Task — Only the lines that hold "icon" should be in the answer, each copied from the data below.

Records for the exercise —
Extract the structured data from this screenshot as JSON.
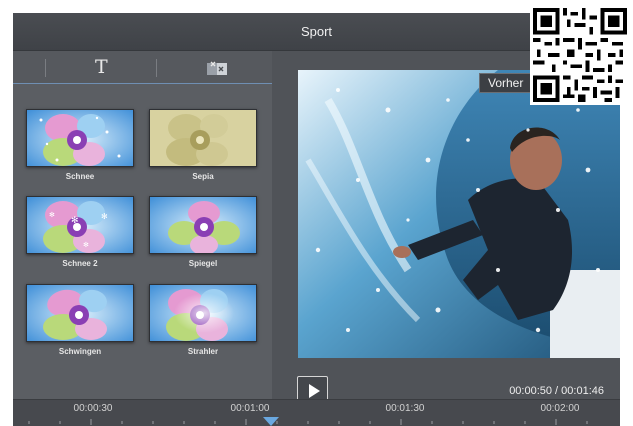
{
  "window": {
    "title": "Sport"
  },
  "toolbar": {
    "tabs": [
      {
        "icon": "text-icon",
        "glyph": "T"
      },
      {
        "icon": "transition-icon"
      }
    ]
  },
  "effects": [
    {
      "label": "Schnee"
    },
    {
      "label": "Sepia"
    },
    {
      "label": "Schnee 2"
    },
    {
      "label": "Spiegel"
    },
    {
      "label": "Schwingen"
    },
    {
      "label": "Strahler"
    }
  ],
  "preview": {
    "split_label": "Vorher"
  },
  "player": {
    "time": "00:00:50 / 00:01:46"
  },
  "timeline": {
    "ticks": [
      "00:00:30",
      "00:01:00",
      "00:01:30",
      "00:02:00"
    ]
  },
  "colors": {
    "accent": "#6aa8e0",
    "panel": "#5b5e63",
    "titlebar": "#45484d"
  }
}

Completed task —
        "icon": "text-icon",
        "icon": "transition-icon"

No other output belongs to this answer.